Other bodies, other minds: A machine incarnation of an old philosophical problem [Book Review]

Minds and Machines 1 (1):43-54 (1991)
Authors
Stevan Harnad
Université du Québec à Montréal
Abstract
Explaining the mind by building machines with minds runs into the other-minds problem: How can we tell whether any body other than our own has a mind when the only way to know is by being the other body? In practice we all use some form of Turing Test: If it can do everything a body with a mind can do such that we can't tell them apart, we have no basis for doubting it has a mind. But what is "everything" a body with a mind can do? Turing's original "pen-pal" version (the TT) only tested linguistic capacity, but Searle has shown that a mindless symbol-manipulator could pass the TT undetected. The Total Turing Test (TTT) calls for all of our linguistic and robotic capacities; immune to Searle's argument, it suggests how to ground a symbol manipulating system in the capacity to pick out the objects its symbols refer to. No Turing Test, however, can guarantee that a body has a mind. Worse, nothing in the explanation of its successful performance requires a model to have a mind at all. Minds are hence very different from the unobservables of physics (e.g., superstrings); and Turing Testing, though essential for machine-modeling the mind, can really only yield an explanation of the body.
Keywords Artificial intelligence  causality  cognition  computation  explanation  mind/body problem  other-minds problem  robotics  Searle  symbol grounding  Turing Test
Categories (categorize this paper)
Options
Edit this record
Mark as duplicate
Export citation
Find it on Scholar
Request removal from index
Revision history

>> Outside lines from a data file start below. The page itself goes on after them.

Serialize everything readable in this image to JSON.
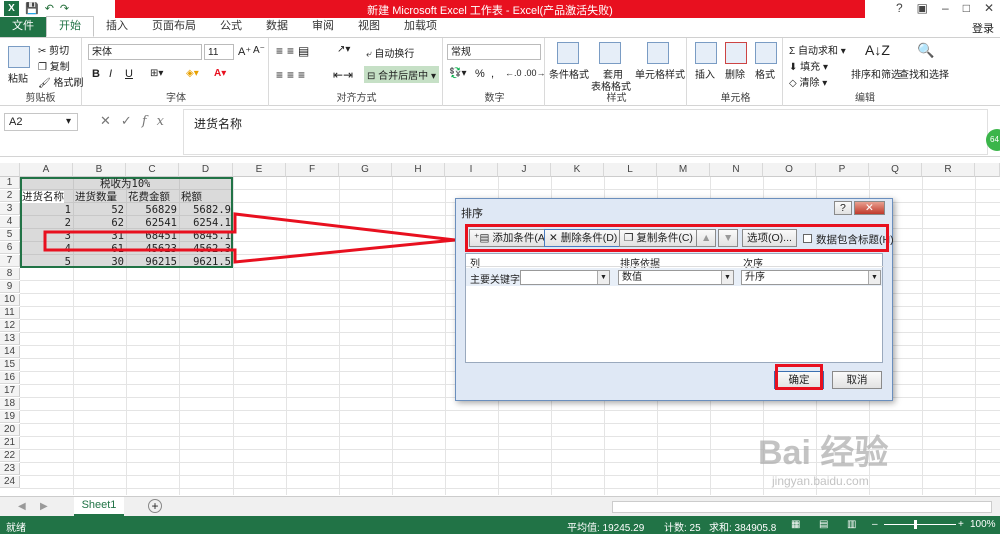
{
  "window": {
    "title": "新建 Microsoft Excel 工作表 - Excel(产品激活失败)",
    "login": "登录"
  },
  "tabs": [
    "文件",
    "开始",
    "插入",
    "页面布局",
    "公式",
    "数据",
    "审阅",
    "视图",
    "加载项"
  ],
  "ribbon": {
    "clipboard": {
      "label": "剪贴板",
      "paste": "粘贴",
      "cut": "剪切",
      "copy": "复制",
      "format_painter": "格式刷"
    },
    "font": {
      "label": "字体",
      "name": "宋体",
      "size": "11",
      "bold": "B",
      "italic": "I",
      "underline": "U"
    },
    "alignment": {
      "label": "对齐方式",
      "wrap": "自动换行",
      "merge": "合并后居中"
    },
    "number": {
      "label": "数字",
      "format": "常规",
      "percent": "%",
      "comma": ","
    },
    "styles": {
      "label": "样式",
      "conditional": "条件格式",
      "table_line1": "套用",
      "table_line2": "表格格式",
      "cell_style": "单元格样式"
    },
    "cells": {
      "label": "单元格",
      "insert": "插入",
      "delete": "删除",
      "format": "格式"
    },
    "editing": {
      "label": "编辑",
      "autosum": "自动求和",
      "fill": "填充",
      "clear": "清除",
      "sort_filter": "排序和筛选",
      "find_select": "查找和选择"
    }
  },
  "formula_bar": {
    "name_box": "A2",
    "content": "进货名称",
    "fx": "fx"
  },
  "columns": [
    "A",
    "B",
    "C",
    "D",
    "E",
    "F",
    "G",
    "H",
    "I",
    "J",
    "K",
    "L",
    "M",
    "N",
    "O",
    "P",
    "Q",
    "R"
  ],
  "rows": [
    "1",
    "2",
    "3",
    "4",
    "5",
    "6",
    "7",
    "8",
    "9",
    "10",
    "11",
    "12",
    "13",
    "14",
    "15",
    "16",
    "17",
    "18",
    "19",
    "20",
    "21",
    "22",
    "23",
    "24"
  ],
  "cells": {
    "title": "税收为10%",
    "headers": [
      "进货名称",
      "进货数量",
      "花费金额",
      "税额"
    ],
    "data": [
      [
        "1",
        "52",
        "56829",
        "5682.9"
      ],
      [
        "2",
        "62",
        "62541",
        "6254.1"
      ],
      [
        "3",
        "31",
        "68451",
        "6845.1"
      ],
      [
        "4",
        "61",
        "45623",
        "4562.3"
      ],
      [
        "5",
        "30",
        "96215",
        "9621.5"
      ]
    ]
  },
  "sheet": {
    "name": "Sheet1",
    "add": "+"
  },
  "status": {
    "ready": "就绪",
    "average": "平均值: 19245.29",
    "count": "计数: 25",
    "sum": "求和: 384905.8",
    "zoom": "100%"
  },
  "dialog": {
    "title": "排序",
    "help": "?",
    "close": "✕",
    "add_level": "添加条件(A)",
    "delete_level": "删除条件(D)",
    "copy_level": "复制条件(C)",
    "options": "选项(O)...",
    "has_headers": "数据包含标题(H)",
    "col_header": "列",
    "sort_on_header": "排序依据",
    "order_header": "次序",
    "primary_key": "主要关键字",
    "sort_on_value": "数值",
    "order_value": "升序",
    "ok": "确定",
    "cancel": "取消"
  },
  "watermark": {
    "main": "Bai 经验",
    "sub": "jingyan.baidu.com"
  },
  "colors": {
    "excel_green": "#217346",
    "title_red": "#e8101f",
    "annotation_red": "#e8101f"
  }
}
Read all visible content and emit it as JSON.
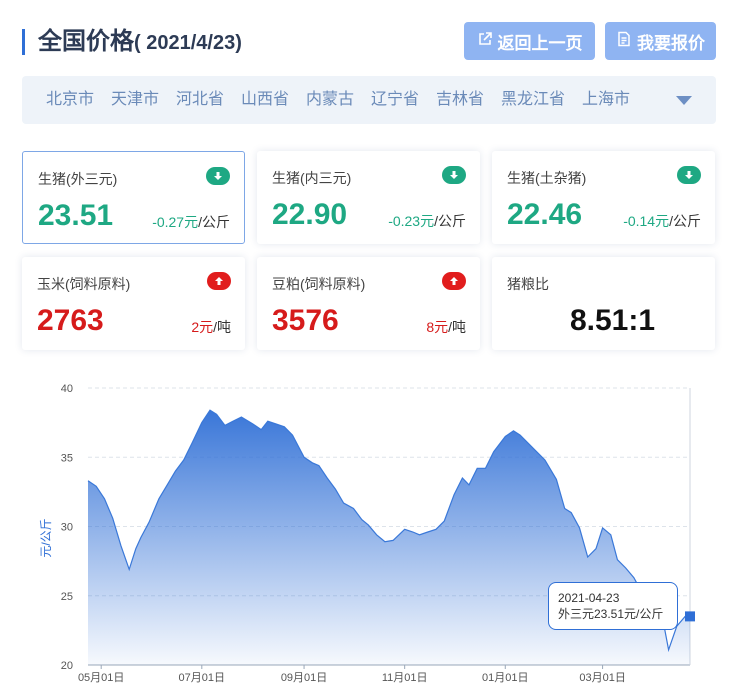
{
  "header": {
    "title": "全国价格",
    "date": "( 2021/4/23)",
    "back_button": "返回上一页",
    "quote_button": "我要报价"
  },
  "regions": {
    "items": [
      "北京市",
      "天津市",
      "河北省",
      "山西省",
      "内蒙古",
      "辽宁省",
      "吉林省",
      "黑龙江省",
      "上海市"
    ]
  },
  "cards": [
    {
      "label": "生猪(外三元)",
      "value": "23.51",
      "change": "-0.27元",
      "unit": "/公斤",
      "trend": "down"
    },
    {
      "label": "生猪(内三元)",
      "value": "22.90",
      "change": "-0.23元",
      "unit": "/公斤",
      "trend": "down"
    },
    {
      "label": "生猪(土杂猪)",
      "value": "22.46",
      "change": "-0.14元",
      "unit": "/公斤",
      "trend": "down"
    },
    {
      "label": "玉米(饲料原料)",
      "value": "2763",
      "change": "2元",
      "unit": "/吨",
      "trend": "up"
    },
    {
      "label": "豆粕(饲料原料)",
      "value": "3576",
      "change": "8元",
      "unit": "/吨",
      "trend": "up"
    },
    {
      "label": "猪粮比",
      "value": "8.51:1"
    }
  ],
  "colors": {
    "down": "#1ea883",
    "up": "#d61b1b",
    "accent": "#2f6fd6",
    "button": "#8fb4f2"
  },
  "tooltip": {
    "date": "2021-04-23",
    "text": "外三元23.51元/公斤"
  },
  "chart_data": {
    "type": "area",
    "ylabel": "元/公斤",
    "ylim": [
      20,
      40
    ],
    "yticks": [
      20,
      25,
      30,
      35,
      40
    ],
    "xticks": [
      "05月01日",
      "07月01日",
      "09月01日",
      "11月01日",
      "01月01日",
      "03月01日"
    ],
    "grid": true,
    "x": [
      "2020-04-23",
      "2020-04-28",
      "2020-05-03",
      "2020-05-08",
      "2020-05-13",
      "2020-05-18",
      "2020-05-22",
      "2020-05-25",
      "2020-05-30",
      "2020-06-05",
      "2020-06-10",
      "2020-06-15",
      "2020-06-20",
      "2020-06-25",
      "2020-07-01",
      "2020-07-06",
      "2020-07-10",
      "2020-07-15",
      "2020-07-20",
      "2020-07-25",
      "2020-08-01",
      "2020-08-06",
      "2020-08-10",
      "2020-08-15",
      "2020-08-20",
      "2020-08-25",
      "2020-09-01",
      "2020-09-06",
      "2020-09-10",
      "2020-09-15",
      "2020-09-20",
      "2020-09-25",
      "2020-10-01",
      "2020-10-06",
      "2020-10-10",
      "2020-10-15",
      "2020-10-20",
      "2020-10-25",
      "2020-11-01",
      "2020-11-06",
      "2020-11-10",
      "2020-11-15",
      "2020-11-20",
      "2020-11-25",
      "2020-12-01",
      "2020-12-06",
      "2020-12-10",
      "2020-12-15",
      "2020-12-20",
      "2020-12-25",
      "2021-01-01",
      "2021-01-06",
      "2021-01-10",
      "2021-01-15",
      "2021-01-20",
      "2021-01-25",
      "2021-02-01",
      "2021-02-06",
      "2021-02-10",
      "2021-02-15",
      "2021-02-20",
      "2021-02-25",
      "2021-03-01",
      "2021-03-06",
      "2021-03-10",
      "2021-03-15",
      "2021-03-20",
      "2021-03-25",
      "2021-04-01",
      "2021-04-06",
      "2021-04-10",
      "2021-04-15",
      "2021-04-20",
      "2021-04-23"
    ],
    "series": [
      {
        "values": [
          33.3,
          32.9,
          32.0,
          30.6,
          28.6,
          26.9,
          28.4,
          29.2,
          30.3,
          32.0,
          33.0,
          34.0,
          34.8,
          36.0,
          37.5,
          38.4,
          38.1,
          37.3,
          37.6,
          37.9,
          37.4,
          37.0,
          37.6,
          37.4,
          37.2,
          36.6,
          35.0,
          34.6,
          34.4,
          33.5,
          32.7,
          31.7,
          31.3,
          30.5,
          30.1,
          29.4,
          28.9,
          29.0,
          29.8,
          29.6,
          29.4,
          29.6,
          29.8,
          30.4,
          32.3,
          33.5,
          33.0,
          34.2,
          34.2,
          35.4,
          36.5,
          36.9,
          36.6,
          36.0,
          35.4,
          34.8,
          33.4,
          31.3,
          31.0,
          29.9,
          27.8,
          28.4,
          29.9,
          29.4,
          27.6,
          27.0,
          26.3,
          25.2,
          24.1,
          23.6,
          21.1,
          22.8,
          23.5,
          23.51
        ]
      }
    ],
    "highlight": {
      "date": "2021-04-23",
      "value": 23.51
    }
  }
}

Download options

Our Archive


Upload a copy of this paper     Check publisher's policy     Papers currently archived: 35,457
Through your library

References found in this work BETA

No references found.

Add more references

Citations of this work BETA

Is Human Information Processing Conscious?Max Velmans - 1991 - Behavioral and Brain Sciences 14 (4):651-69.
Evidence Against Epiphenomenalism.Ned Block - 1991 - Behavioral and Brain Sciences 14 (4):670-672.
Consciousness From a First-Person Perspective.Max Velmans - 1991 - Behavioral and Brain Sciences 14 (4):702-726.

View all 52 citations / Add more citations

Similar books and articles

Analytics

Added to PP index
2009-01-28

Total downloads
136 ( #44,279 of 2,285,031 )

Recent downloads (6 months)
5 ( #96,213 of 2,285,031 )

How can I increase my downloads?

Monthly downloads

My notes

Sign in to use this feature